Wow, way too many to count! I used to reread the Chronicles of Narnia and The Lord of the Rings on a yearly basis, and I also LOVED Madeleine L’Engle. But in the current YA fantasy space, I’m a big fan of Brenna Yovanoff, Holly Black, Kendare Blake, Laini Taylor, Melissa Marr, and so many other brilliant writers. I like complex, gorgeously-written stories, usually with a creepy/dark edge.


Of all the characters you have created, which is your favourite and why?

I wrote a book when I was in my teens. I tried to update it and release it serially on Wattpad a few years ago as Flame of the Connarii and dropped off part way through because it has problems, but the main character is such an over-the-top tropefest that I keep coming back to it.

She’s like a badass warrior from an a historical fantasy!Celtic tribe exiled to a dying world with a Tarzan-like love interest. All she wants is to be taken seriously as a leader.




The characters just aren’t that complex, and the book really says nothing new or particularly woke by 2018 standards, but it was so fun at the time.
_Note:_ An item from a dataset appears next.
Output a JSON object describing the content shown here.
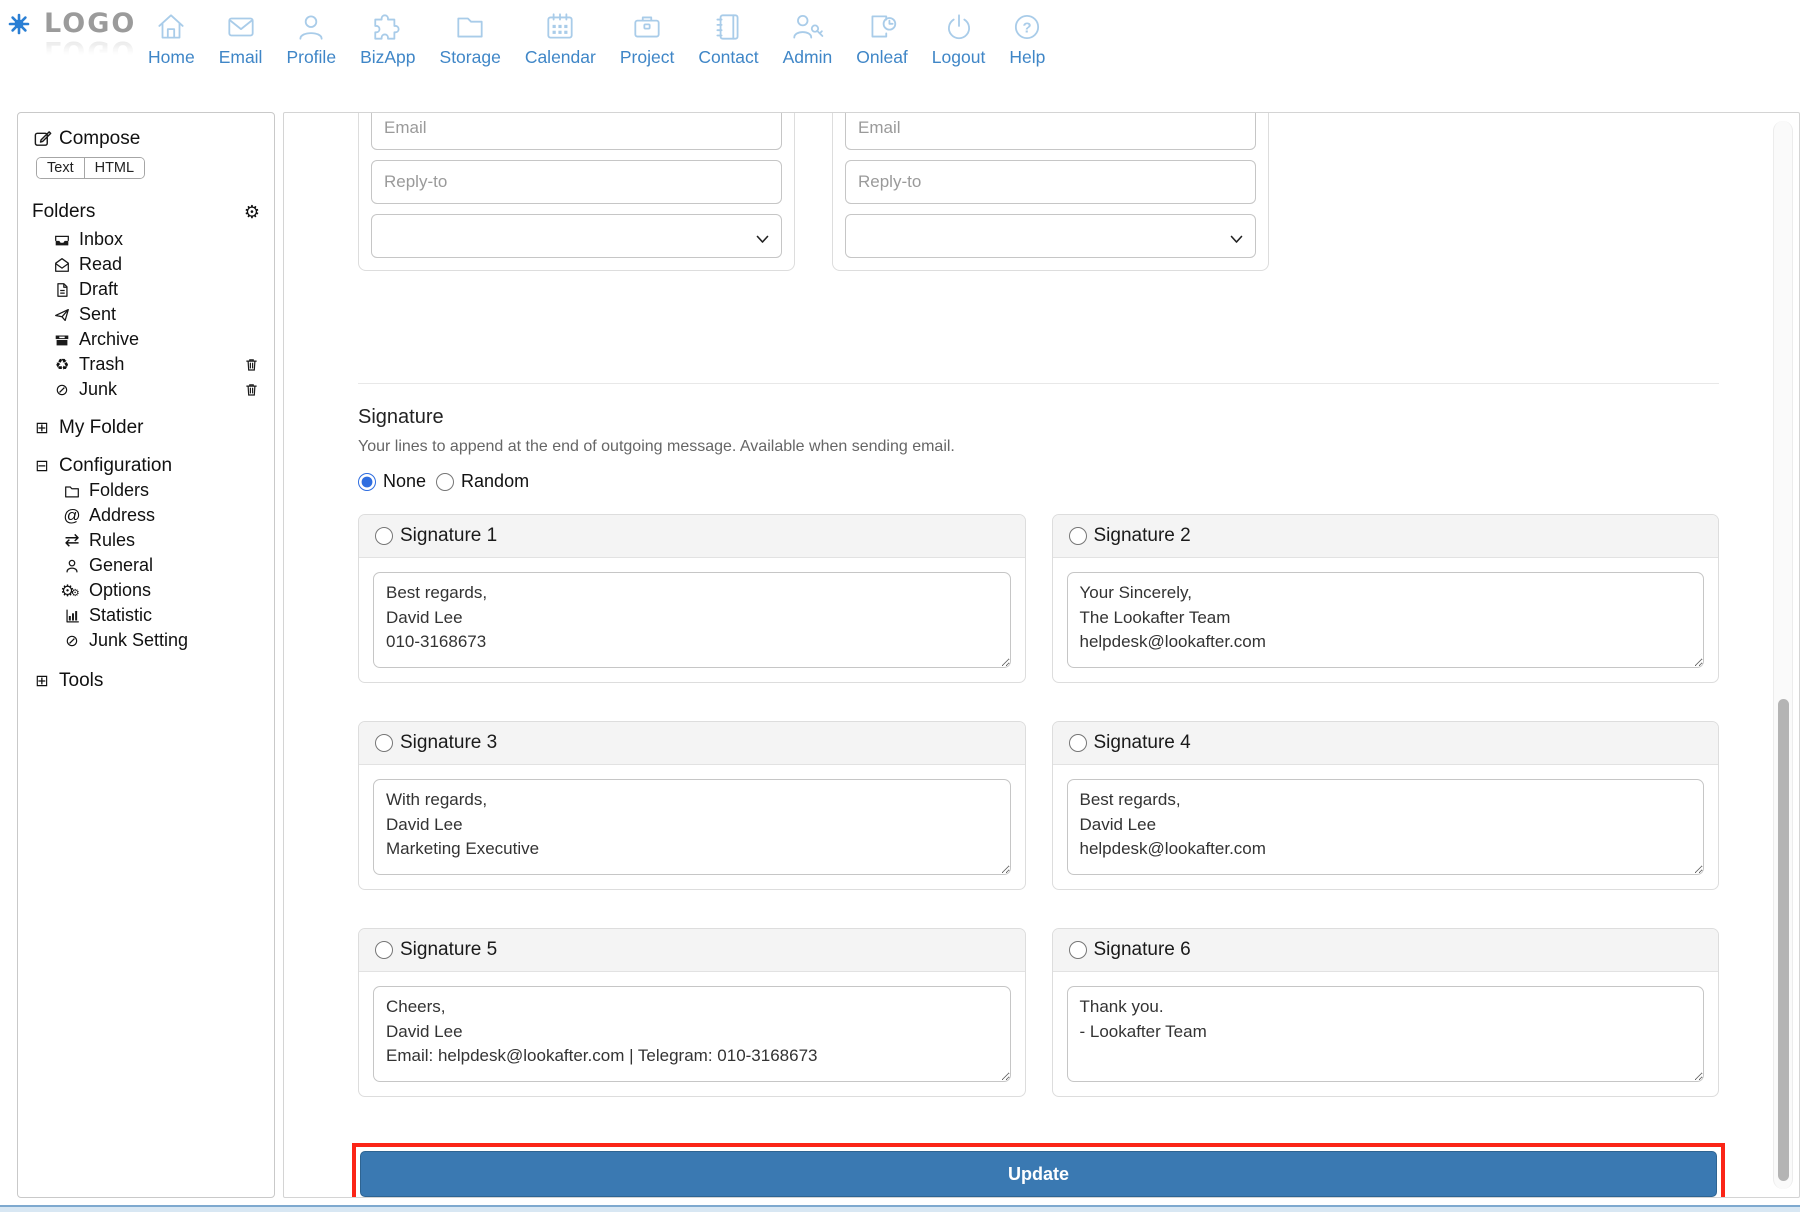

My other Wattpad story (also on hiatus) has an equally great character who’s just SO DONE with everyone and everything and I really do need to get back to her. Like, a hot guy saves her life and starts following her around trying to protect her, and she just wants her space back, thanks very much. So, yeah, I guess I just dream of writing flaming extroverts and prickly introverts and nothing in between?


Does writing energize or exhaust you?

Both. Always both. Usually the idea of starting is exhausting, and the energy comes later.


Do you try more to be original or to deliver to readers what they want?

I know I should deliver readers what they want, but I’m contrary by nature and always end up choosing the original (read: hardest possible) path instead. #cursed




Where can your fans find you and follow??

I’m all over social media and Goodreads as @kaiespace but readers can also find me at and join the newsletter for more insider content!




Thank you so very much for taking the time to do this interview!!